(Data items)
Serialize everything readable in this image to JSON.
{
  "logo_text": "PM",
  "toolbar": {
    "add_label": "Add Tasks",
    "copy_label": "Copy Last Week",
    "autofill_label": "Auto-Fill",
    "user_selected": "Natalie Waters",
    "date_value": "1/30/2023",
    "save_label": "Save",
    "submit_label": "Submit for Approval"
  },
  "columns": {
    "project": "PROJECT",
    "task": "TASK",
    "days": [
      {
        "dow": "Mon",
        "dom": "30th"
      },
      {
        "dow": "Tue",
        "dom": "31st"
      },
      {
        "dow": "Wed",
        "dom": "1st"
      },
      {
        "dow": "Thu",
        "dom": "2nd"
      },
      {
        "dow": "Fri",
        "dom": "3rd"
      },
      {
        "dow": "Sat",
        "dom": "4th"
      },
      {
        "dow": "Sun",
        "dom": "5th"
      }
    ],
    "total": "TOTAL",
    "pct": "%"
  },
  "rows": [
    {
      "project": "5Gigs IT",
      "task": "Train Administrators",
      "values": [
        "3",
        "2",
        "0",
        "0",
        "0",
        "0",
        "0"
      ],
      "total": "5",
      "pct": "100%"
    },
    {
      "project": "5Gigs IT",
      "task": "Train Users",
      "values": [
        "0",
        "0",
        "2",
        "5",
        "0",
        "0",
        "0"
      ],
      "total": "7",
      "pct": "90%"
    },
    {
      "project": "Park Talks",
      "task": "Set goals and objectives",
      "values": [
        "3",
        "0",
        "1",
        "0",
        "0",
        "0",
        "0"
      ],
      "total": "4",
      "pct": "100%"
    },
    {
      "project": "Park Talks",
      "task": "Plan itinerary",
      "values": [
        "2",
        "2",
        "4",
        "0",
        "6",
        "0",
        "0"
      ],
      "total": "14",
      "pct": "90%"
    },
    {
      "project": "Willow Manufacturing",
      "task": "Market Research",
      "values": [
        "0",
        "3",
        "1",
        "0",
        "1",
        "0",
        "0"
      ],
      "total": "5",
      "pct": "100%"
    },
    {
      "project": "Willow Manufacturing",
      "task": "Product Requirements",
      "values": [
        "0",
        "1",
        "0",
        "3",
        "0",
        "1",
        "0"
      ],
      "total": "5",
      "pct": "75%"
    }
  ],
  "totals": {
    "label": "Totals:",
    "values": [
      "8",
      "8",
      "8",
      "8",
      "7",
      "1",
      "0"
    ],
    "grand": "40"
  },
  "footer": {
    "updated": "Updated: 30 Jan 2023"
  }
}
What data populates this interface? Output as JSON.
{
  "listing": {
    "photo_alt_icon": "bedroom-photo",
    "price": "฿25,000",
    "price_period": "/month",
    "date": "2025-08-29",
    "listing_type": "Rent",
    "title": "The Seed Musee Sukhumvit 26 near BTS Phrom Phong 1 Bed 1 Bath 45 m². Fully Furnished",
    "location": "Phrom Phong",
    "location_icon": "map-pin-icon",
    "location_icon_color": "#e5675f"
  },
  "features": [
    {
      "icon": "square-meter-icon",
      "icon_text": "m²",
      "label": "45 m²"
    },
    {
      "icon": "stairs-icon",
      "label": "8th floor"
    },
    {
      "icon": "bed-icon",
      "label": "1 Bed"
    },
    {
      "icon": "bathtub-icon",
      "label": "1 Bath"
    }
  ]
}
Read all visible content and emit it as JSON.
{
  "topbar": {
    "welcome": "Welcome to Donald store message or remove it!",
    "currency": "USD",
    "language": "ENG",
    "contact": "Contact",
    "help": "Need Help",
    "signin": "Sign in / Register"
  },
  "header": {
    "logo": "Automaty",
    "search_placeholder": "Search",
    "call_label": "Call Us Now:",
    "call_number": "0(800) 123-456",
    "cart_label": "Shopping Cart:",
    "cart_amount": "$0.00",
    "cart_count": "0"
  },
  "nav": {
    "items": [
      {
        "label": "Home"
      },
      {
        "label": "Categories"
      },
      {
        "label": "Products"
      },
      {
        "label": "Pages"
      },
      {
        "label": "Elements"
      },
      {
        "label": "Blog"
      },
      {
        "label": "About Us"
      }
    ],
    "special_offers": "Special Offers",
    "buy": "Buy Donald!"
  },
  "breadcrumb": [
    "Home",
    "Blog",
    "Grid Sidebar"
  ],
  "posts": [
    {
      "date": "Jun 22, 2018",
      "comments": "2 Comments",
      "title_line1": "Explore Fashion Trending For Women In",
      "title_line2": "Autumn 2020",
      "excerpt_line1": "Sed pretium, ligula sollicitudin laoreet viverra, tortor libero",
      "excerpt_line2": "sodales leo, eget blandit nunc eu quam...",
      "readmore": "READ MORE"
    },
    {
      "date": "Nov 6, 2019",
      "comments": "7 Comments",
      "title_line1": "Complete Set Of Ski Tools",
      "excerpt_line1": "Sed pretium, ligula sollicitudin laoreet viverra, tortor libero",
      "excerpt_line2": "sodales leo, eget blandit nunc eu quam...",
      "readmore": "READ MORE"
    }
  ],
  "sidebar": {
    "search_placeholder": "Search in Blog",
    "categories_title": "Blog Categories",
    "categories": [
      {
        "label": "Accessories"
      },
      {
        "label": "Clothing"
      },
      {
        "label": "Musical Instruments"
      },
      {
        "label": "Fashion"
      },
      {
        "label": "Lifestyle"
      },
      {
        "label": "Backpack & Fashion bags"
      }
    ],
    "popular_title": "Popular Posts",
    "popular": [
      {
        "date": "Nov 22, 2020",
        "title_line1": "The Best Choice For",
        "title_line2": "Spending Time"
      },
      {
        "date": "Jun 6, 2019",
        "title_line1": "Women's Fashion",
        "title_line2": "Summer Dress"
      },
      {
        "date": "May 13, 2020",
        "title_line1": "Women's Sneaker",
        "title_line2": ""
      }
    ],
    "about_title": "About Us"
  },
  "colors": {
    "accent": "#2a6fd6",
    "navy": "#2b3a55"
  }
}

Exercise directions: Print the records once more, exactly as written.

Exercise response:
Serialize everything readable in this image to JSON.
{
  "logo_text": "PM",
  "toolbar": {
    "add_label": "Add Tasks",
    "copy_label": "Copy Last Week",
    "autofill_label": "Auto-Fill",
    "user_selected": "Natalie Waters",
    "date_value": "1/30/2023",
    "save_label": "Save",
    "submit_label": "Submit for Approval"
  },
  "columns": {
    "project": "PROJECT",
    "task": "TASK",
    "days": [
      {
        "dow": "Mon",
        "dom": "30th"
      },
      {
        "dow": "Tue",
        "dom": "31st"
      },
      {
        "dow": "Wed",
        "dom": "1st"
      },
      {
        "dow": "Thu",
        "dom": "2nd"
      },
      {
        "dow": "Fri",
        "dom": "3rd"
      },
      {
        "dow": "Sat",
        "dom": "4th"
      },
      {
        "dow": "Sun",
        "dom": "5th"
      }
    ],
    "total": "TOTAL",
    "pct": "%"
  },
  "rows": [
    {
      "project": "5Gigs IT",
      "task": "Train Administrators",
      "values": [
        "3",
        "2",
        "0",
        "0",
        "0",
        "0",
        "0"
      ],
      "total": "5",
      "pct": "100%"
    },
    {
      "project": "5Gigs IT",
      "task": "Train Users",
      "values": [
        "0",
        "0",
        "2",
        "5",
        "0",
        "0",
        "0"
      ],
      "total": "7",
      "pct": "90%"
    },
    {
      "project": "Park Talks",
      "task": "Set goals and objectives",
      "values": [
        "3",
        "0",
        "1",
        "0",
        "0",
        "0",
        "0"
      ],
      "total": "4",
      "pct": "100%"
    },
    {
      "project": "Park Talks",
      "task": "Plan itinerary",
      "values": [
        "2",
        "2",
        "4",
        "0",
        "6",
        "0",
        "0"
      ],
      "total": "14",
      "pct": "90%"
    },
    {
      "project": "Willow Manufacturing",
      "task": "Market Research",
      "values": [
        "0",
        "3",
        "1",
        "0",
        "1",
        "0",
        "0"
      ],
      "total": "5",
      "pct": "100%"
    },
    {
      "project": "Willow Manufacturing",
      "task": "Product Requirements",
      "values": [
        "0",
        "1",
        "0",
        "3",
        "0",
        "1",
        "0"
      ],
      "total": "5",
      "pct": "75%"
    }
  ],
  "totals": {
    "label": "Totals:",
    "values": [
      "8",
      "8",
      "8",
      "8",
      "7",
      "1",
      "0"
    ],
    "grand": "40"
  },
  "footer": {
    "updated": "Updated: 30 Jan 2023"
  }
}
What data populates this interface? Output as JSON.
{
  "listing": {
    "photo_alt_icon": "bedroom-photo",
    "price": "฿25,000",
    "price_period": "/month",
    "date": "2025-08-29",
    "listing_type": "Rent",
    "title": "The Seed Musee Sukhumvit 26 near BTS Phrom Phong 1 Bed 1 Bath 45 m². Fully Furnished",
    "location": "Phrom Phong",
    "location_icon": "map-pin-icon",
    "location_icon_color": "#e5675f"
  },
  "features": [
    {
      "icon": "square-meter-icon",
      "icon_text": "m²",
      "label": "45 m²"
    },
    {
      "icon": "stairs-icon",
      "label": "8th floor"
    },
    {
      "icon": "bed-icon",
      "label": "1 Bed"
    },
    {
      "icon": "bathtub-icon",
      "label": "1 Bath"
    }
  ]
}
Read all visible content and emit it as JSON.
{
  "topbar": {
    "welcome": "Welcome to Donald store message or remove it!",
    "currency": "USD",
    "language": "ENG",
    "contact": "Contact",
    "help": "Need Help",
    "signin": "Sign in / Register"
  },
  "header": {
    "logo": "Automaty",
    "search_placeholder": "Search",
    "call_label": "Call Us Now:",
    "call_number": "0(800) 123-456",
    "cart_label": "Shopping Cart:",
    "cart_amount": "$0.00",
    "cart_count": "0"
  },
  "nav": {
    "items": [
      {
        "label": "Home"
      },
      {
        "label": "Categories"
      },
      {
        "label": "Products"
      },
      {
        "label": "Pages"
      },
      {
        "label": "Elements"
      },
      {
        "label": "Blog"
      },
      {
        "label": "About Us"
      }
    ],
    "special_offers": "Special Offers",
    "buy": "Buy Donald!"
  },
  "breadcrumb": [
    "Home",
    "Blog",
    "Grid Sidebar"
  ],
  "posts": [
    {
      "date": "Jun 22, 2018",
      "comments": "2 Comments",
      "title_line1": "Explore Fashion Trending For Women In",
      "title_line2": "Autumn 2020",
      "excerpt_line1": "Sed pretium, ligula sollicitudin laoreet viverra, tortor libero",
      "excerpt_line2": "sodales leo, eget blandit nunc eu quam...",
      "readmore": "READ MORE"
    },
    {
      "date": "Nov 6, 2019",
      "comments": "7 Comments",
      "title_line1": "Complete Set Of Ski Tools",
      "excerpt_line1": "Sed pretium, ligula sollicitudin laoreet viverra, tortor libero",
      "excerpt_line2": "sodales leo, eget blandit nunc eu quam...",
      "readmore": "READ MORE"
    }
  ],
  "sidebar": {
    "search_placeholder": "Search in Blog",
    "categories_title": "Blog Categories",
    "categories": [
      {
        "label": "Accessories"
      },
      {
        "label": "Clothing"
      },
      {
        "label": "Musical Instruments"
      },
      {
        "label": "Fashion"
      },
      {
        "label": "Lifestyle"
      },
      {
        "label": "Backpack & Fashion bags"
      }
    ],
    "popular_title": "Popular Posts",
    "popular": [
      {
        "date": "Nov 22, 2020",
        "title_line1": "The Best Choice For",
        "title_line2": "Spending Time"
      },
      {
        "date": "Jun 6, 2019",
        "title_line1": "Women's Fashion",
        "title_line2": "Summer Dress"
      },
      {
        "date": "May 13, 2020",
        "title_line1": "Women's Sneaker",
        "title_line2": ""
      }
    ],
    "about_title": "About Us"
  },
  "colors": {
    "accent": "#2a6fd6",
    "navy": "#2b3a55"
  }
}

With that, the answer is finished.